= Problem statement =
Copy out each line featuring the string "Photography" from the entries beneath.

[Website and app data records]
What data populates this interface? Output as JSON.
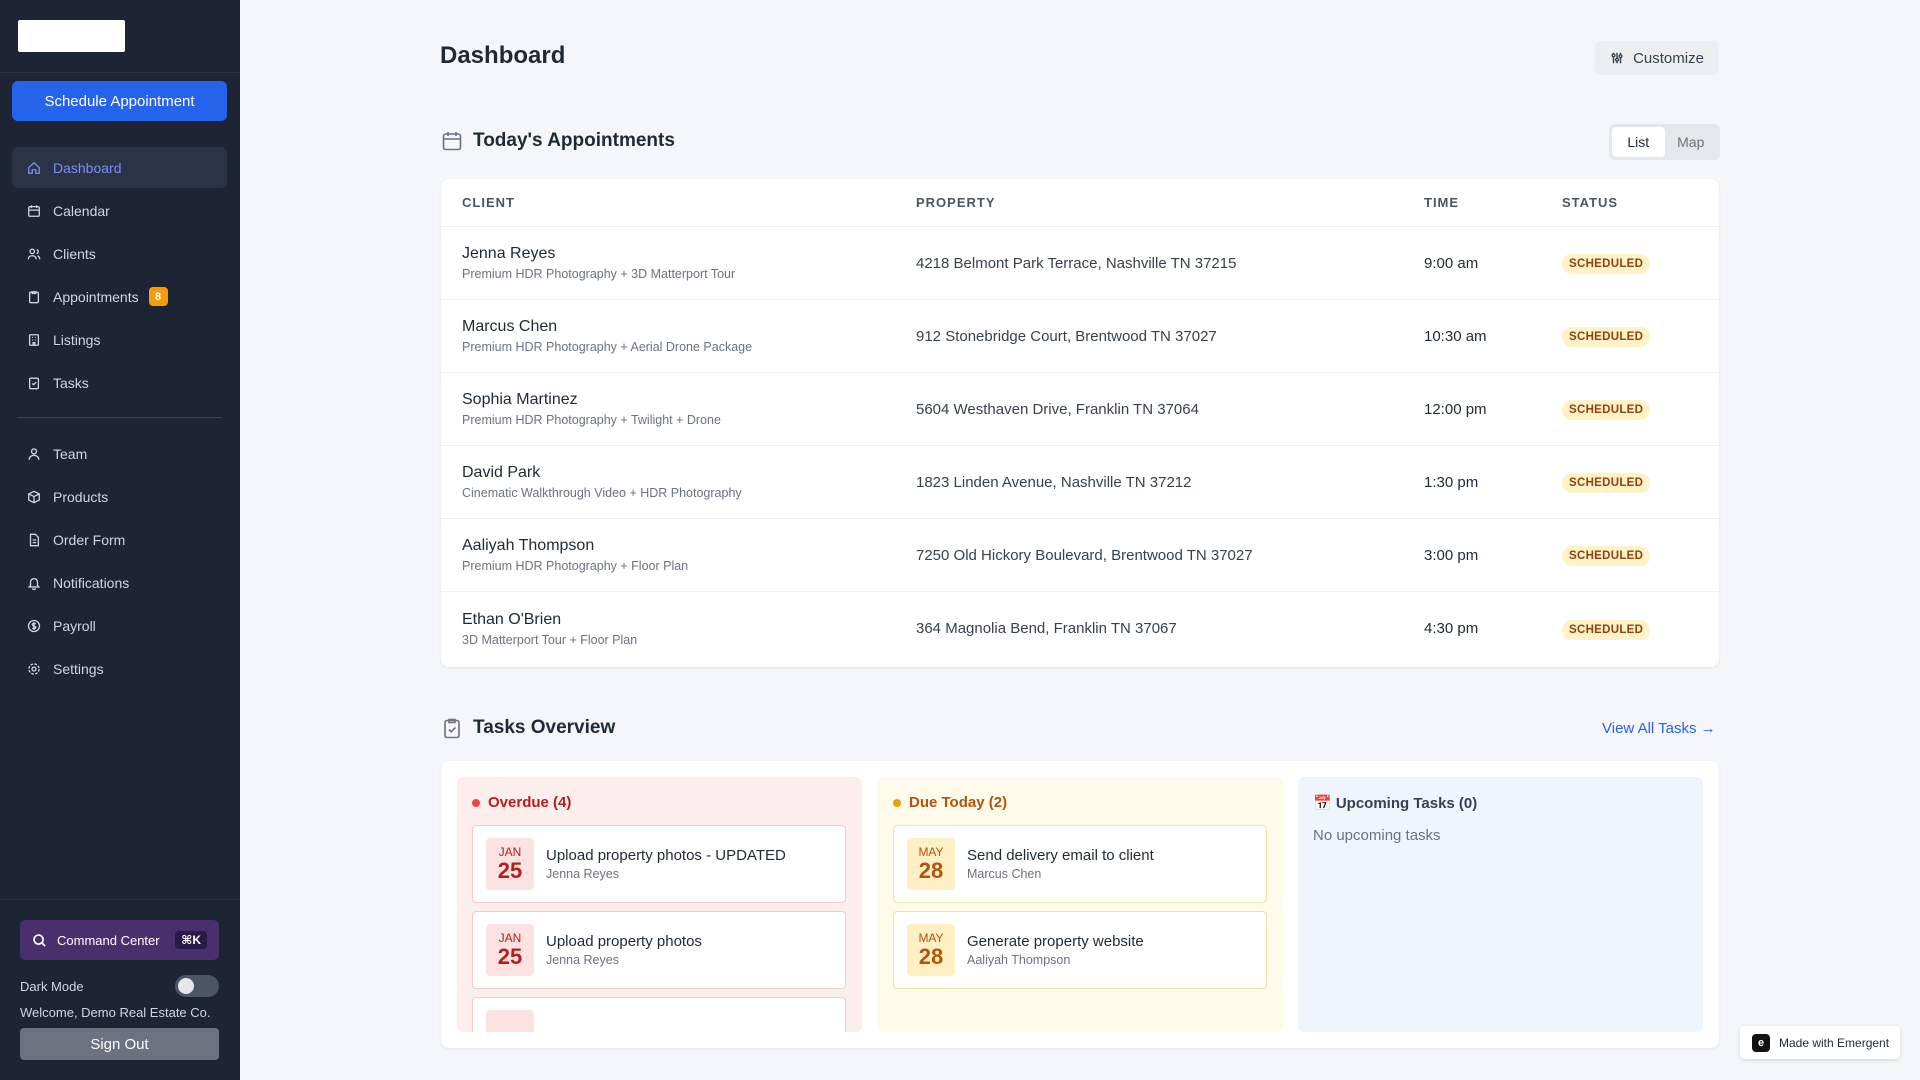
{
  "sidebar": {
    "schedule_label": "Schedule Appointment",
    "items": [
      {
        "label": "Dashboard",
        "icon": "home-icon",
        "active": true
      },
      {
        "label": "Calendar",
        "icon": "calendar-icon"
      },
      {
        "label": "Clients",
        "icon": "users-icon"
      },
      {
        "label": "Appointments",
        "icon": "clipboard-icon",
        "badge": "8"
      },
      {
        "label": "Listings",
        "icon": "building-icon"
      },
      {
        "label": "Tasks",
        "icon": "clipboard-check-icon"
      },
      {
        "label": "Team",
        "icon": "user-group-icon"
      },
      {
        "label": "Products",
        "icon": "package-icon"
      },
      {
        "label": "Order Form",
        "icon": "document-icon"
      },
      {
        "label": "Notifications",
        "icon": "bell-icon"
      },
      {
        "label": "Payroll",
        "icon": "dollar-icon"
      },
      {
        "label": "Settings",
        "icon": "gear-icon"
      }
    ],
    "command_center": {
      "label": "Command Center",
      "shortcut": "⌘K"
    },
    "dark_mode_label": "Dark Mode",
    "welcome": "Welcome, Demo Real Estate Co.",
    "sign_out": "Sign Out"
  },
  "header": {
    "title": "Dashboard",
    "customize_label": "Customize"
  },
  "appointments": {
    "title": "Today's Appointments",
    "view_toggle": {
      "list": "List",
      "map": "Map"
    },
    "columns": [
      "CLIENT",
      "PROPERTY",
      "TIME",
      "STATUS"
    ],
    "rows": [
      {
        "client": "Jenna Reyes",
        "service": "Premium HDR Photography + 3D Matterport Tour",
        "property": "4218 Belmont Park Terrace, Nashville TN 37215",
        "time": "9:00 am",
        "status": "SCHEDULED"
      },
      {
        "client": "Marcus Chen",
        "service": "Premium HDR Photography + Aerial Drone Package",
        "property": "912 Stonebridge Court, Brentwood TN 37027",
        "time": "10:30 am",
        "status": "SCHEDULED"
      },
      {
        "client": "Sophia Martinez",
        "service": "Premium HDR Photography + Twilight + Drone",
        "property": "5604 Westhaven Drive, Franklin TN 37064",
        "time": "12:00 pm",
        "status": "SCHEDULED"
      },
      {
        "client": "David Park",
        "service": "Cinematic Walkthrough Video + HDR Photography",
        "property": "1823 Linden Avenue, Nashville TN 37212",
        "time": "1:30 pm",
        "status": "SCHEDULED"
      },
      {
        "client": "Aaliyah Thompson",
        "service": "Premium HDR Photography + Floor Plan",
        "property": "7250 Old Hickory Boulevard, Brentwood TN 37027",
        "time": "3:00 pm",
        "status": "SCHEDULED"
      },
      {
        "client": "Ethan O'Brien",
        "service": "3D Matterport Tour + Floor Plan",
        "property": "364 Magnolia Bend, Franklin TN 37067",
        "time": "4:30 pm",
        "status": "SCHEDULED"
      }
    ]
  },
  "tasks": {
    "title": "Tasks Overview",
    "view_all": "View All Tasks →",
    "overdue": {
      "title": "Overdue (4)",
      "items": [
        {
          "month": "JAN",
          "day": "25",
          "title": "Upload property photos - UPDATED",
          "client": "Jenna Reyes"
        },
        {
          "month": "JAN",
          "day": "25",
          "title": "Upload property photos",
          "client": "Jenna Reyes"
        }
      ]
    },
    "due_today": {
      "title": "Due Today (2)",
      "items": [
        {
          "month": "MAY",
          "day": "28",
          "title": "Send delivery email to client",
          "client": "Marcus Chen"
        },
        {
          "month": "MAY",
          "day": "28",
          "title": "Generate property website",
          "client": "Aaliyah Thompson"
        }
      ]
    },
    "upcoming": {
      "title": "📅 Upcoming Tasks (0)",
      "empty": "No upcoming tasks"
    }
  },
  "footer_badge": {
    "label": "Made with Emergent"
  },
  "colors": {
    "sidebar_bg": "#1d2434",
    "primary": "#2563eb",
    "active_nav": "#7c8cf8",
    "badge_warning": "#f59e0b"
  }
}
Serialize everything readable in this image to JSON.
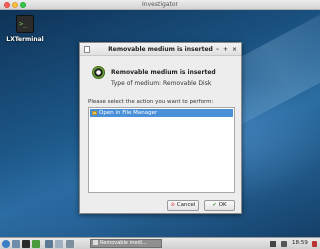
{
  "window": {
    "title": "Investigator"
  },
  "desktop": {
    "icon_label": "LXTerminal",
    "icon_glyph": ">_"
  },
  "dialog": {
    "title": "Removable medium is inserted",
    "heading": "Removable medium is inserted",
    "type_label": "Type of medium:",
    "type_value": "Removable Disk",
    "prompt": "Please select the action you want to perform:",
    "actions": [
      {
        "label": "Open in File Manager",
        "selected": true
      }
    ],
    "cancel_label": "Cancel",
    "ok_label": "OK",
    "controls": {
      "minimize": "–",
      "maximize": "+",
      "close": "×"
    }
  },
  "taskbar": {
    "task_label": "Removable medi...",
    "clock": "18:59"
  },
  "colors": {
    "selection": "#4a90d9",
    "desktop": "#1b4f7a"
  },
  "icons": {
    "desktop": "terminal-icon",
    "dialog": "usb-disk-icon",
    "action": "folder-icon",
    "cancel": "cancel-icon",
    "ok": "check-icon"
  }
}
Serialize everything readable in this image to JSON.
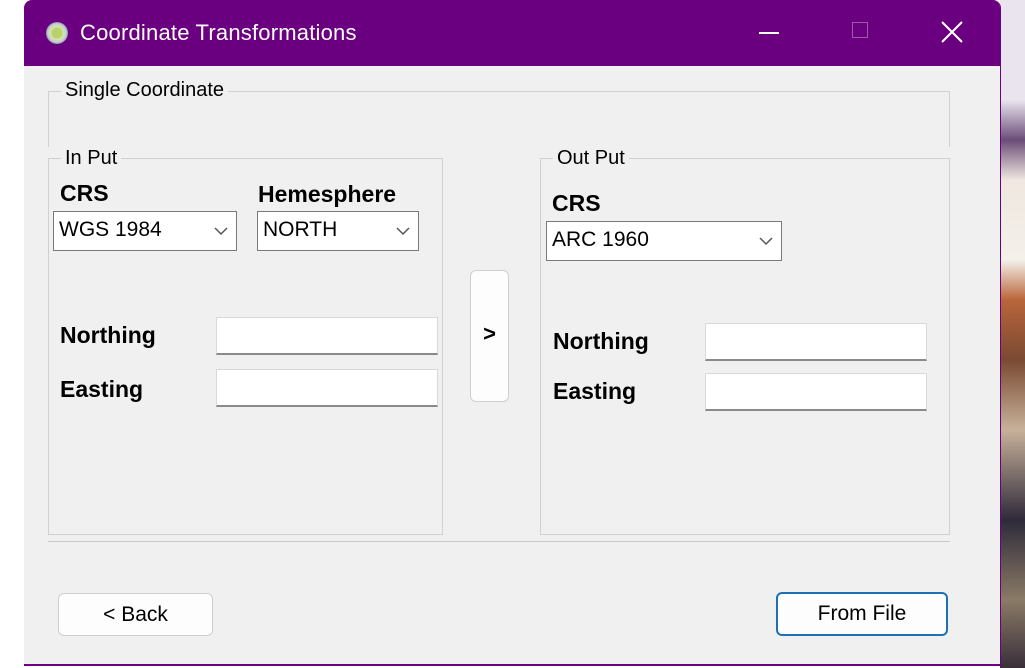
{
  "window": {
    "title": "Coordinate Transformations"
  },
  "single_coordinate": {
    "legend": "Single Coordinate"
  },
  "input": {
    "legend": "In Put",
    "crs_label": "CRS",
    "crs_value": "WGS 1984",
    "hemisphere_label": "Hemesphere",
    "hemisphere_value": "NORTH",
    "northing_label": "Northing",
    "northing_value": "",
    "easting_label": "Easting",
    "easting_value": ""
  },
  "transform_button": {
    "label": ">"
  },
  "output": {
    "legend": "Out Put",
    "crs_label": "CRS",
    "crs_value": "ARC 1960",
    "northing_label": "Northing",
    "northing_value": "",
    "easting_label": "Easting",
    "easting_value": ""
  },
  "footer": {
    "back_label": "< Back",
    "from_file_label": "From File"
  },
  "colors": {
    "titlebar": "#6a0080",
    "window_bg": "#f0f0f0",
    "focus_border": "#1f6fb5"
  }
}
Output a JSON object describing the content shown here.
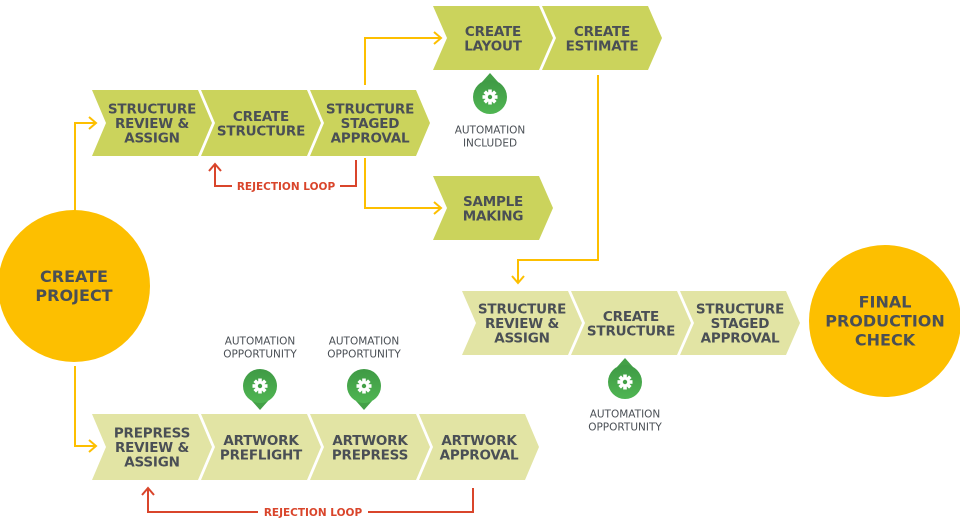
{
  "colors": {
    "step_dark": "#cbd35c",
    "step_light": "#e2e4a4",
    "circle": "#fdbf00",
    "connector": "#fdbf00",
    "rejection": "#d9452b",
    "automation_badge": "#43a047",
    "text": "#4a4f55"
  },
  "start": {
    "label": [
      "CREATE",
      "PROJECT"
    ]
  },
  "end": {
    "label": [
      "FINAL",
      "PRODUCTION",
      "CHECK"
    ]
  },
  "structure_row": {
    "steps": [
      {
        "label": [
          "STRUCTURE",
          "REVIEW &",
          "ASSIGN"
        ]
      },
      {
        "label": [
          "CREATE",
          "STRUCTURE"
        ]
      },
      {
        "label": [
          "STRUCTURE",
          "STAGED",
          "APPROVAL"
        ]
      }
    ],
    "rejection_label": "REJECTION LOOP"
  },
  "layout_row": {
    "steps": [
      {
        "label": [
          "CREATE",
          "LAYOUT"
        ]
      },
      {
        "label": [
          "CREATE",
          "ESTIMATE"
        ]
      }
    ],
    "automation": {
      "icon": "gear-icon",
      "label": [
        "AUTOMATION",
        "INCLUDED"
      ]
    }
  },
  "sample_row": {
    "steps": [
      {
        "label": [
          "SAMPLE",
          "MAKING"
        ]
      }
    ]
  },
  "final_structure_row": {
    "steps": [
      {
        "label": [
          "STRUCTURE",
          "REVIEW &",
          "ASSIGN"
        ]
      },
      {
        "label": [
          "CREATE",
          "STRUCTURE"
        ]
      },
      {
        "label": [
          "STRUCTURE",
          "STAGED",
          "APPROVAL"
        ]
      }
    ],
    "automation": {
      "icon": "gear-icon",
      "label": [
        "AUTOMATION",
        "OPPORTUNITY"
      ]
    }
  },
  "prepress_row": {
    "steps": [
      {
        "label": [
          "PREPRESS",
          "REVIEW &",
          "ASSIGN"
        ]
      },
      {
        "label": [
          "ARTWORK",
          "PREFLIGHT"
        ]
      },
      {
        "label": [
          "ARTWORK",
          "PREPRESS"
        ]
      },
      {
        "label": [
          "ARTWORK",
          "APPROVAL"
        ]
      }
    ],
    "automations": [
      {
        "icon": "gear-icon",
        "label": [
          "AUTOMATION",
          "OPPORTUNITY"
        ]
      },
      {
        "icon": "gear-icon",
        "label": [
          "AUTOMATION",
          "OPPORTUNITY"
        ]
      }
    ],
    "rejection_label": "REJECTION LOOP"
  }
}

= Output of the task =
        "service": "Premium HDR Photography + 3D Matterport Tour",
        "service": "Premium HDR Photography + Aerial Drone Package",
        "service": "Premium HDR Photography + Twilight + Drone",
        "service": "Cinematic Walkthrough Video + HDR Photography",
        "service": "Premium HDR Photography + Floor Plan",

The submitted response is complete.